[[ DATA FOR ANALYSIS, beginning ]]

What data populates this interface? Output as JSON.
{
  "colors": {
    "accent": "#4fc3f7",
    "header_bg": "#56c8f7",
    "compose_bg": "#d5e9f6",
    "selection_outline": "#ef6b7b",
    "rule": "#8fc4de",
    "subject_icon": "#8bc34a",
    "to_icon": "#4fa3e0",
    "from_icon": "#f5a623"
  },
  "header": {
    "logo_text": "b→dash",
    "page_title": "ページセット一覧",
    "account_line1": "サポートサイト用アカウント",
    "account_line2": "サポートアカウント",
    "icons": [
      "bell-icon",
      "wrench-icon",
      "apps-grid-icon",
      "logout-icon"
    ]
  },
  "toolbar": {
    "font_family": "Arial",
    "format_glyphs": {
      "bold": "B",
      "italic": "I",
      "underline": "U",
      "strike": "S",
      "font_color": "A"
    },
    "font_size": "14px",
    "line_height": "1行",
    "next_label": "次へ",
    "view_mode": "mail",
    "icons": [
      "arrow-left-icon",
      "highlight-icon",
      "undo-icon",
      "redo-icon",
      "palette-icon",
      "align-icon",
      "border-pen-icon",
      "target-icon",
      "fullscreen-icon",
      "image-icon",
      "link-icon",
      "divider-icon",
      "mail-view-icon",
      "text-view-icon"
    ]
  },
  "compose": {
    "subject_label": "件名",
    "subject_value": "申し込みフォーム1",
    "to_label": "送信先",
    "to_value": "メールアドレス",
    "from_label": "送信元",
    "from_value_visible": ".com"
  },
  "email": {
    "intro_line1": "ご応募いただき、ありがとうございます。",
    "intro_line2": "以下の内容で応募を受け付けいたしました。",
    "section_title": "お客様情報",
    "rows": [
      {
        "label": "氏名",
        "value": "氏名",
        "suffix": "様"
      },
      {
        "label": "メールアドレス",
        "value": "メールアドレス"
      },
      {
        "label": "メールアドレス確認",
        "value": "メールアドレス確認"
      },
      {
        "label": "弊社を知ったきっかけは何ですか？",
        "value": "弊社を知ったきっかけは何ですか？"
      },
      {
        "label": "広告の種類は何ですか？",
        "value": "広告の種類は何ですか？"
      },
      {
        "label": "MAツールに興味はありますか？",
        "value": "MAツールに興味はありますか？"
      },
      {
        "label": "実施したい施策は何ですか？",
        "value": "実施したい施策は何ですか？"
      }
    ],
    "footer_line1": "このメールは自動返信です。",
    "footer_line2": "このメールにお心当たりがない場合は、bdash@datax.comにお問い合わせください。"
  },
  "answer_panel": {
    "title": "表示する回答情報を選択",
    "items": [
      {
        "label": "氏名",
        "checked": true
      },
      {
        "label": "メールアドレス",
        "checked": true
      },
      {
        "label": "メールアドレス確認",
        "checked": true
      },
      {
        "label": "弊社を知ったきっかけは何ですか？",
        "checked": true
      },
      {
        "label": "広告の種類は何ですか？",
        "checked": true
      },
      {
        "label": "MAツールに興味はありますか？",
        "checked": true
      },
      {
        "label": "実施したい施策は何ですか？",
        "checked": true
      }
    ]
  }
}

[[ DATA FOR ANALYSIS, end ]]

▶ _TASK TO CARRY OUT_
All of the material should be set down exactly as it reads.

▶ _WRITTEN RESPONSE_
What data populates this interface? Output as JSON.
{
  "colors": {
    "accent": "#4fc3f7",
    "header_bg": "#56c8f7",
    "compose_bg": "#d5e9f6",
    "selection_outline": "#ef6b7b",
    "rule": "#8fc4de",
    "subject_icon": "#8bc34a",
    "to_icon": "#4fa3e0",
    "from_icon": "#f5a623"
  },
  "header": {
    "logo_text": "b→dash",
    "page_title": "ページセット一覧",
    "account_line1": "サポートサイト用アカウント",
    "account_line2": "サポートアカウント",
    "icons": [
      "bell-icon",
      "wrench-icon",
      "apps-grid-icon",
      "logout-icon"
    ]
  },
  "toolbar": {
    "font_family": "Arial",
    "format_glyphs": {
      "bold": "B",
      "italic": "I",
      "underline": "U",
      "strike": "S",
      "font_color": "A"
    },
    "font_size": "14px",
    "line_height": "1行",
    "next_label": "次へ",
    "view_mode": "mail",
    "icons": [
      "arrow-left-icon",
      "highlight-icon",
      "undo-icon",
      "redo-icon",
      "palette-icon",
      "align-icon",
      "border-pen-icon",
      "target-icon",
      "fullscreen-icon",
      "image-icon",
      "link-icon",
      "divider-icon",
      "mail-view-icon",
      "text-view-icon"
    ]
  },
  "compose": {
    "subject_label": "件名",
    "subject_value": "申し込みフォーム1",
    "to_label": "送信先",
    "to_value": "メールアドレス",
    "from_label": "送信元",
    "from_value_visible": ".com"
  },
  "email": {
    "intro_line1": "ご応募いただき、ありがとうございます。",
    "intro_line2": "以下の内容で応募を受け付けいたしました。",
    "section_title": "お客様情報",
    "rows": [
      {
        "label": "氏名",
        "value": "氏名",
        "suffix": "様"
      },
      {
        "label": "メールアドレス",
        "value": "メールアドレス"
      },
      {
        "label": "メールアドレス確認",
        "value": "メールアドレス確認"
      },
      {
        "label": "弊社を知ったきっかけは何ですか？",
        "value": "弊社を知ったきっかけは何ですか？"
      },
      {
        "label": "広告の種類は何ですか？",
        "value": "広告の種類は何ですか？"
      },
      {
        "label": "MAツールに興味はありますか？",
        "value": "MAツールに興味はありますか？"
      },
      {
        "label": "実施したい施策は何ですか？",
        "value": "実施したい施策は何ですか？"
      }
    ],
    "footer_line1": "このメールは自動返信です。",
    "footer_line2": "このメールにお心当たりがない場合は、bdash@datax.comにお問い合わせください。"
  },
  "answer_panel": {
    "title": "表示する回答情報を選択",
    "items": [
      {
        "label": "氏名",
        "checked": true
      },
      {
        "label": "メールアドレス",
        "checked": true
      },
      {
        "label": "メールアドレス確認",
        "checked": true
      },
      {
        "label": "弊社を知ったきっかけは何ですか？",
        "checked": true
      },
      {
        "label": "広告の種類は何ですか？",
        "checked": true
      },
      {
        "label": "MAツールに興味はありますか？",
        "checked": true
      },
      {
        "label": "実施したい施策は何ですか？",
        "checked": true
      }
    ]
  }
}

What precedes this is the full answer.